The medieval Christian–not pagan–origins of Halloween

We have long been told that Halloween goes back to the ancient Celtic pagan holiday Samhain.  But Baylor historian Beth Allison Barr points out that it doesn’t.  For better or worse, Halloween and its customs grew out of Medieval Christianity. [Read more…]

What percentage of Christians observe Halloween?

Seven out of ten Americans observe Halloween.  28% of evangelicals don’t.  But most Christians seem to have made their peace with the holiday.  Almost two-thirds of pastors encourage their flocks to use the occasion as an outreach opportunity.

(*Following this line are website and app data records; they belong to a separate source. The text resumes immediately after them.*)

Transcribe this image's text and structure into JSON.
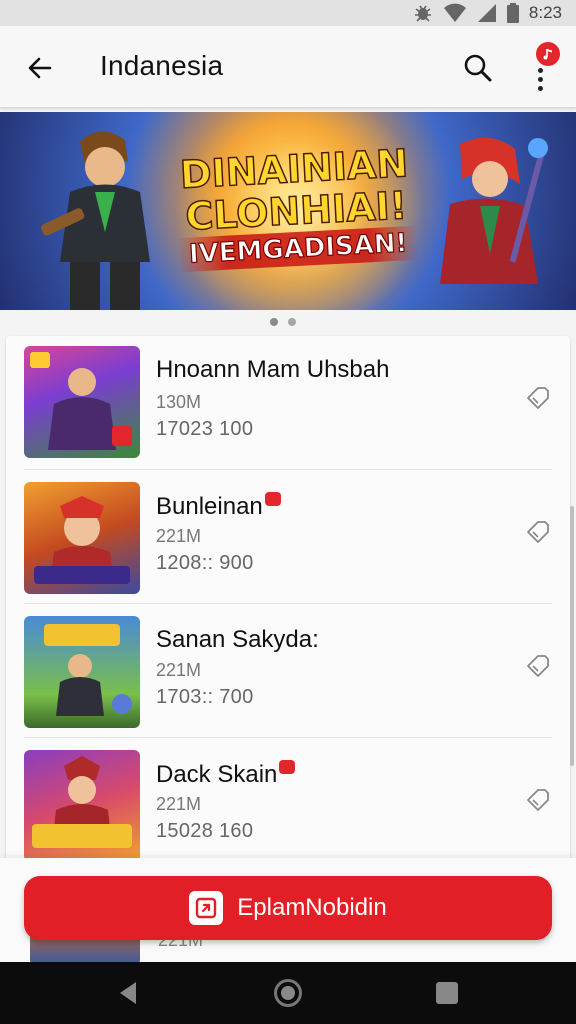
{
  "status_bar": {
    "time": "8:23",
    "icons": [
      "bug-icon",
      "wifi-icon",
      "signal-icon",
      "battery-icon"
    ]
  },
  "app_bar": {
    "title": "Indanesia",
    "back_icon": "arrow-left-icon",
    "search_icon": "search-icon",
    "more_icon": "more-vertical-icon",
    "notification_icon": "music-note-icon"
  },
  "banner": {
    "line1": "DINAINIAN",
    "line2": "CLONHIAI!",
    "line3": "IVEMGADISAN!",
    "page_count": 2,
    "active_page": 1
  },
  "games": [
    {
      "title": "Hnoann Mam Uhsbah",
      "size": "130M",
      "downloads": "17023 100",
      "badge": false,
      "action_icon": "tag-icon"
    },
    {
      "title": "Bunleinan",
      "size": "221M",
      "downloads": "1208:: 900",
      "badge": true,
      "action_icon": "tag-icon"
    },
    {
      "title": "Sanan Sakyda:",
      "size": "221M",
      "downloads": "1703:: 700",
      "badge": false,
      "action_icon": "tag-icon"
    },
    {
      "title": "Dack Skain",
      "size": "221M",
      "downloads": "15028 160",
      "badge": true,
      "action_icon": "tag-icon"
    }
  ],
  "peek_item": {
    "size": "221M"
  },
  "primary_action": {
    "label": "EplamNobidin",
    "icon": "install-icon"
  },
  "colors": {
    "accent": "#e21f26",
    "background": "#f4f4f4",
    "nav_bar": "#0c0c0c"
  }
}
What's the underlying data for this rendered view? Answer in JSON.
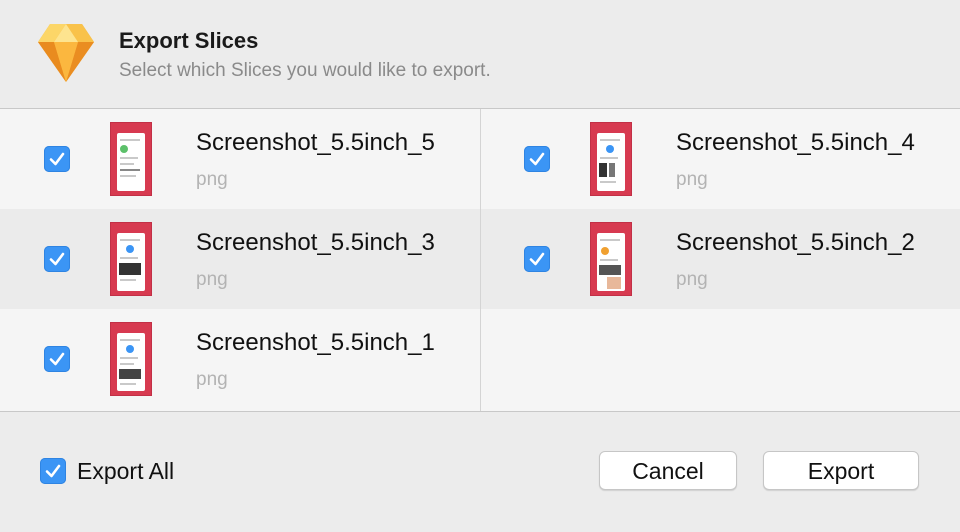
{
  "dialog": {
    "title": "Export Slices",
    "subtitle": "Select which Slices you would like to export.",
    "app_icon": "sketch-diamond-icon"
  },
  "slices": [
    {
      "name": "Screenshot_5.5inch_5",
      "type": "png",
      "checked": true
    },
    {
      "name": "Screenshot_5.5inch_4",
      "type": "png",
      "checked": true
    },
    {
      "name": "Screenshot_5.5inch_3",
      "type": "png",
      "checked": true
    },
    {
      "name": "Screenshot_5.5inch_2",
      "type": "png",
      "checked": true
    },
    {
      "name": "Screenshot_5.5inch_1",
      "type": "png",
      "checked": true
    }
  ],
  "footer": {
    "export_all_label": "Export All",
    "export_all_checked": true,
    "cancel_label": "Cancel",
    "export_label": "Export"
  },
  "colors": {
    "accent": "#3b95f5",
    "thumbnail_bg": "#d73a50",
    "window_bg": "#ececec"
  }
}
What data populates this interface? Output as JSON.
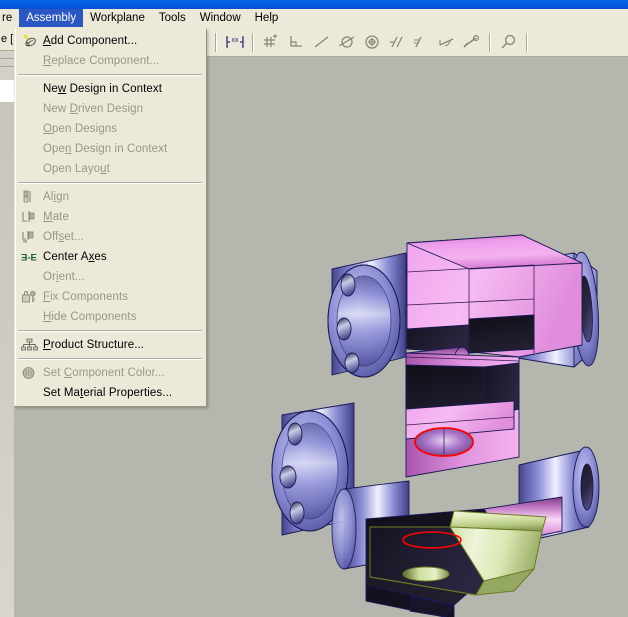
{
  "window": {
    "titlebar_color": "#0059e0",
    "menubar_bg": "#ece9d8",
    "viewport_bg": "#b5b6ae"
  },
  "left_strip": {
    "tab_label": "e ["
  },
  "menubar": {
    "items": [
      {
        "label": "re",
        "active": false,
        "clipped": true
      },
      {
        "label": "Assembly",
        "active": true,
        "clipped": false
      },
      {
        "label": "Workplane",
        "active": false,
        "clipped": false
      },
      {
        "label": "Tools",
        "active": false,
        "clipped": false
      },
      {
        "label": "Window",
        "active": false,
        "clipped": false
      },
      {
        "label": "Help",
        "active": false,
        "clipped": false
      }
    ]
  },
  "toolbar": {
    "buttons": [
      {
        "name": "dimension-xx-icon",
        "title": "Dimension"
      },
      {
        "name": "point-constraint-icon",
        "title": "Point Constraint"
      },
      {
        "name": "perpendicular-constraint-icon",
        "title": "Perpendicular"
      },
      {
        "name": "line-constraint-icon",
        "title": "Line"
      },
      {
        "name": "tangent-constraint-icon",
        "title": "Tangent"
      },
      {
        "name": "concentric-constraint-icon",
        "title": "Concentric"
      },
      {
        "name": "parallel-constraint-icon",
        "title": "Parallel"
      },
      {
        "name": "equal-constraint-icon",
        "title": "Equal"
      },
      {
        "name": "angle-constraint-icon",
        "title": "Angle"
      },
      {
        "name": "fix-constraint-icon",
        "title": "Fix"
      },
      {
        "name": "zoom-magnifier-icon",
        "title": "Zoom"
      }
    ]
  },
  "assembly_menu": {
    "items": [
      {
        "type": "item",
        "label": "Add Component...",
        "mnemonic": "A",
        "enabled": true,
        "icon": "add-component-icon"
      },
      {
        "type": "item",
        "label": "Replace Component...",
        "mnemonic": "R",
        "enabled": false,
        "icon": "none"
      },
      {
        "type": "separator"
      },
      {
        "type": "item",
        "label": "New Design in Context",
        "mnemonic": "w",
        "enabled": true,
        "icon": "none"
      },
      {
        "type": "item",
        "label": "New Driven Design",
        "mnemonic": "D",
        "enabled": false,
        "icon": "none"
      },
      {
        "type": "item",
        "label": "Open Designs",
        "mnemonic": "O",
        "enabled": false,
        "icon": "none"
      },
      {
        "type": "item",
        "label": "Open Design in Context",
        "mnemonic": "n",
        "enabled": false,
        "icon": "none"
      },
      {
        "type": "item",
        "label": "Open Layout",
        "mnemonic": "u",
        "enabled": false,
        "icon": "none"
      },
      {
        "type": "separator"
      },
      {
        "type": "item",
        "label": "Align",
        "mnemonic": "i",
        "enabled": false,
        "icon": "align-icon"
      },
      {
        "type": "item",
        "label": "Mate",
        "mnemonic": "M",
        "enabled": false,
        "icon": "mate-icon"
      },
      {
        "type": "item",
        "label": "Offset...",
        "mnemonic": "s",
        "enabled": false,
        "icon": "offset-icon"
      },
      {
        "type": "item",
        "label": "Center Axes",
        "mnemonic": "x",
        "enabled": true,
        "icon": "center-axes-icon"
      },
      {
        "type": "item",
        "label": "Orient...",
        "mnemonic": "i",
        "enabled": false,
        "icon": "none"
      },
      {
        "type": "item",
        "label": "Fix Components",
        "mnemonic": "F",
        "enabled": false,
        "icon": "fix-components-icon"
      },
      {
        "type": "item",
        "label": "Hide Components",
        "mnemonic": "H",
        "enabled": false,
        "icon": "none"
      },
      {
        "type": "separator"
      },
      {
        "type": "item",
        "label": "Product Structure...",
        "mnemonic": "P",
        "enabled": true,
        "icon": "product-structure-icon"
      },
      {
        "type": "separator"
      },
      {
        "type": "item",
        "label": "Set Component Color...",
        "mnemonic": "C",
        "enabled": false,
        "icon": "set-color-icon"
      },
      {
        "type": "item",
        "label": "Set Material Properties...",
        "mnemonic": "t",
        "enabled": true,
        "icon": "none"
      }
    ]
  },
  "model": {
    "description": "3D CAD assembly - bearing block housing with flanged bosses",
    "colors": {
      "body_pink": "#f0a8ee",
      "body_pink_dark": "#9d4fa8",
      "boss_blue": "#8a8ad8",
      "boss_blue_light": "#e8e8ff",
      "boss_blue_dark": "#4a4a9a",
      "highlight_green": "#d8e8b0",
      "highlight_green_edge": "#6a7a20",
      "selection_red": "#ff0000",
      "edge_navy": "#202060",
      "shadow_black": "#15131c"
    }
  }
}
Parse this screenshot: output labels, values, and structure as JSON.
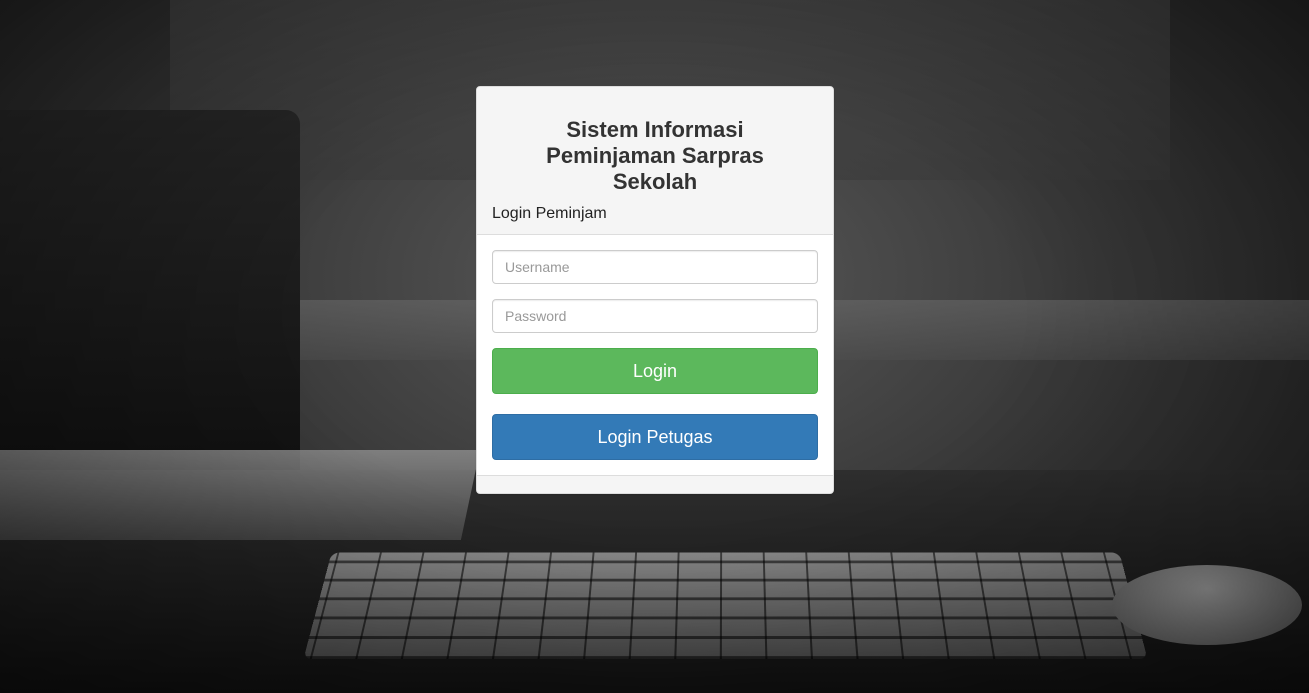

On the other hand, the more people go to church, the more they disapprove of Halloween.  Of those who attend services once a week, 56% don’t approve of the holiday.

Where do you stand on Halloween? [Read more…]

Halloween & Reformation Day

Happy Halloween!   Happy Reformation Day!  We’ll be posting on both of those holidays today.  Both have reference, of course, to the really big holiday of the church year on the day after, All Saints’ Day.   All the ghosts and devils were thought to come out the day before All Saints’ Day, since this was their last chance before the holiness of “All Hallows” banished them back into the darkness.  And Luther pounded his theses onto the church door before the big festival the next day.

Can you make any connections between Halloween and Reformation Day?  How about between each of these holidays and All Saints’ Day?  (For example, both Halloween and All Saints’ are days of the dead, one recalling the wages of sin and the other eternal life in Heaven.)

America’s third favorite holiday

Halloween is America’s third favorite holiday,  just after Christmas and Thanksgiving. (See the whole list after the jump.)  Halloween used to be a holiday mainly for children dressing up and going trick-or-treat, but now it has been seized by adults, who also like to dress up and scare themselves.   Why do you think Halloween has become so popular in our culture?   Is there something about American individualism that makes us enjoy dressing up, putting on a mask, and pretending to be someone else?   I hear that the big Halloween dress-up thing for this year is to make yourself up to look like an Ebola victim.   The Halloween vogue would appear to be related to the aesthetics of darkness and horror that seem to be dominant in our popular culture, judging from our movies, books, films, art, television shows, and video games.  This would seem to accord with what the recent pope called our current “culture of death.”  Maybe death provides the mystery, the sense of the uncanny, the non-rational emotions even though they be horrific, that can substitute for the mystery, the sense of the supernatural, and the religious experiences associated with a transcendent faith.

I don’t intend to take an anti-Halloween stance, as such, in this post.  I’m just curious why the holiday has jumped ahead of Easter, patriotic holidays like the 4th of July, and even people’s birthdays in popularity.  What significance do you see in this? [Read more…]

Co-opting Halloween for Reformation Day

Today is Reformation Day.  Children will wear masks, symbolizing vocation (as in the princesses, ballerinas, and cowboys) or our sinful nature (as in the witches, zombies, and monsters).  We will give them the free gift of candy, symbolizing the Gospel in all of its sweetness.

The pumpkins. . . ummm. . . .When we are connected to the vine of Christ, our faith brings forth fruit.  Big fruit.  The size of pumpkins.  They have faces carved into them to remind us that our good works need to benefit an actual person; that is, be in love and service to our neighbors, whether they are smiling or looking mean.

Help me out here.  What other Halloween customs could we co-opt for Reformation Day?  Bobbing for apples?  Ghosts?  Getting scared?  What else?

 

The origins & history of Halloween

Pastor Joseph Abrahamson has a running project of refuting the notion that Christian holidays derived from pagan festivals.  You have got to read what he says about the history of Halloween. [Read more…]